"La Nina" conditions are marked by cooler than normal waters in the Pacific Ocean near the equator. Those waters impact the jet stream, which impacts our weather.
Jaff Boyne, a forecaster with National Weather Service in La Crosse, says this is a "moderate to strong" La Nina. It's played a role in the snowy, cold winter and could delay the start of Spring. He says temperatures could climb more slowly this year, keeping conditions colder than normal. However, while the impact on temperatures can be predicted, it's harder to tell what effect there will be on precipitation.
This is our 15th La Nina since 1950. Boyne says the last was in 2001, which did bring about a fairly cool spring.
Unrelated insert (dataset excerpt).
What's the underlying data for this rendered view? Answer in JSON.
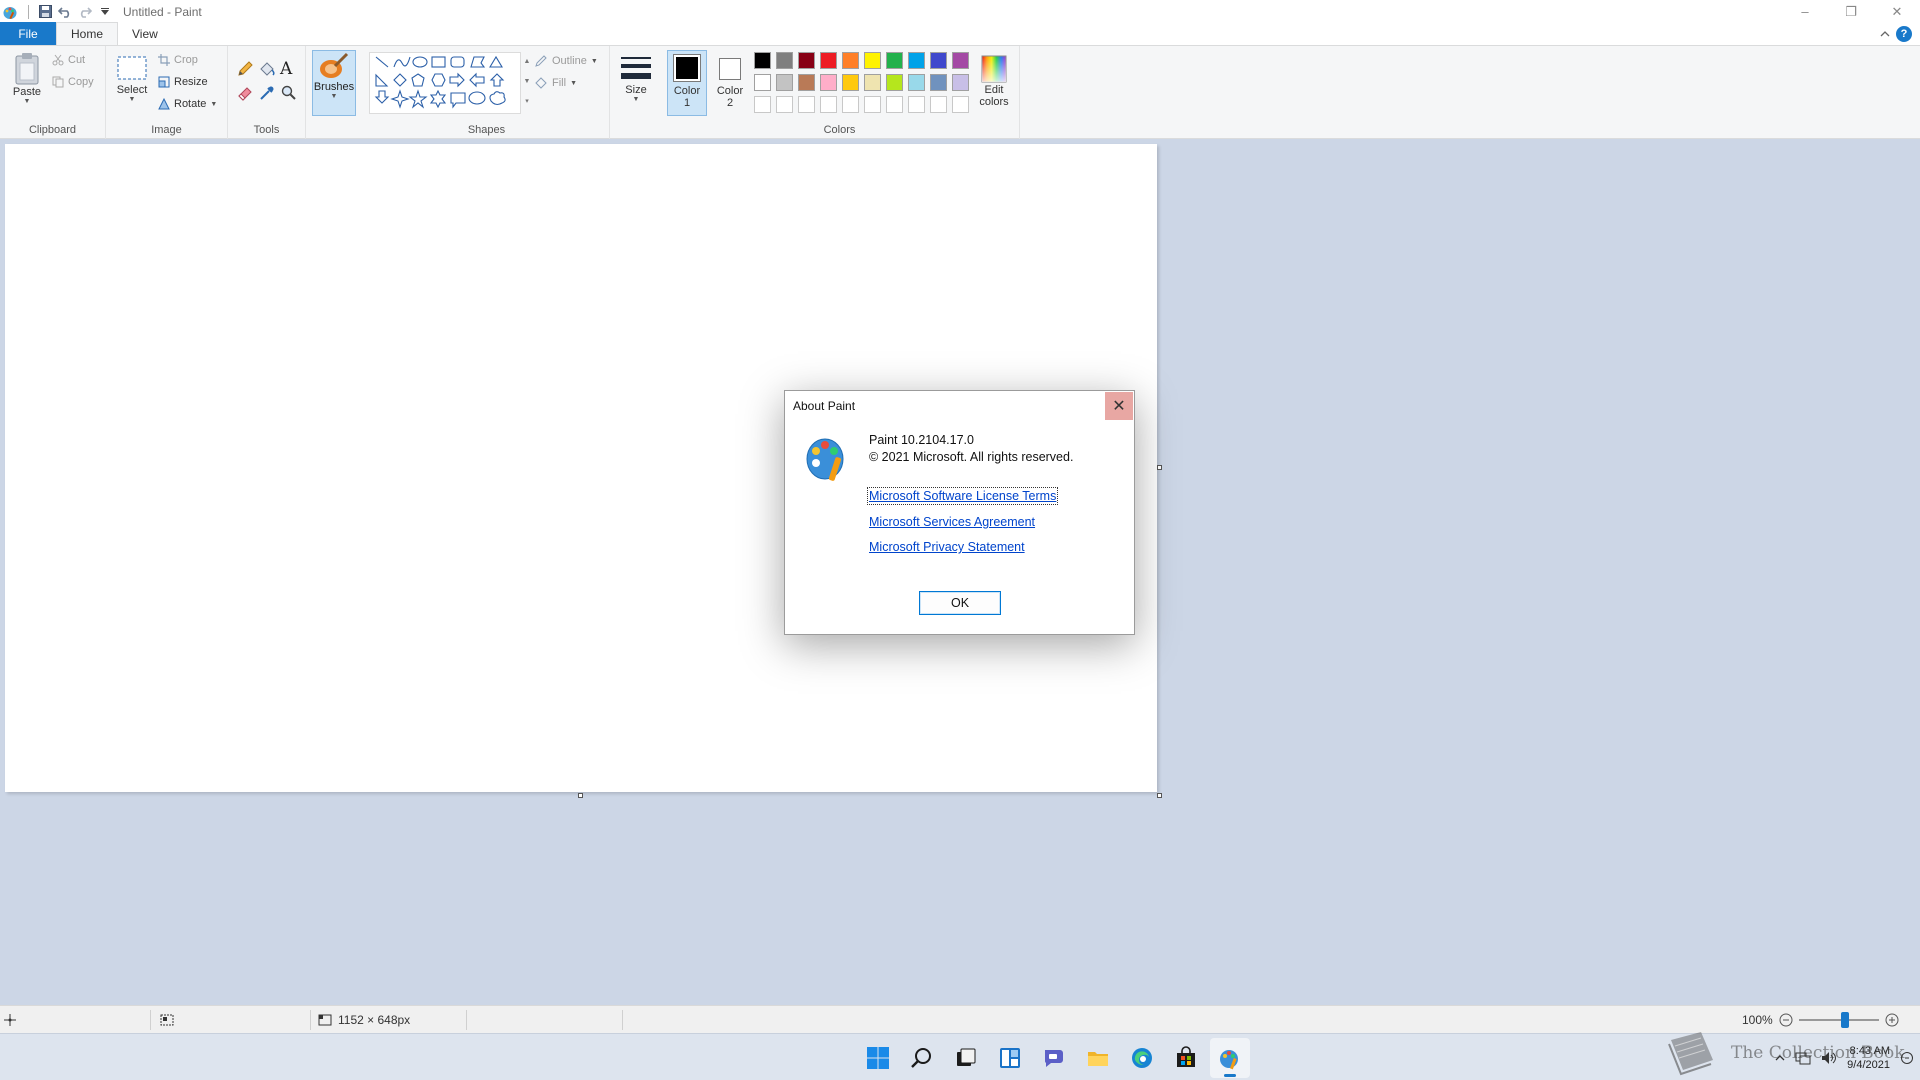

And as the old Wisconsin saying goes: If you don't like the weather, stick around, it will change. Boyne says Mother Nature has a way of evening things out. He says this summer could end up being much hotter and drier than usual.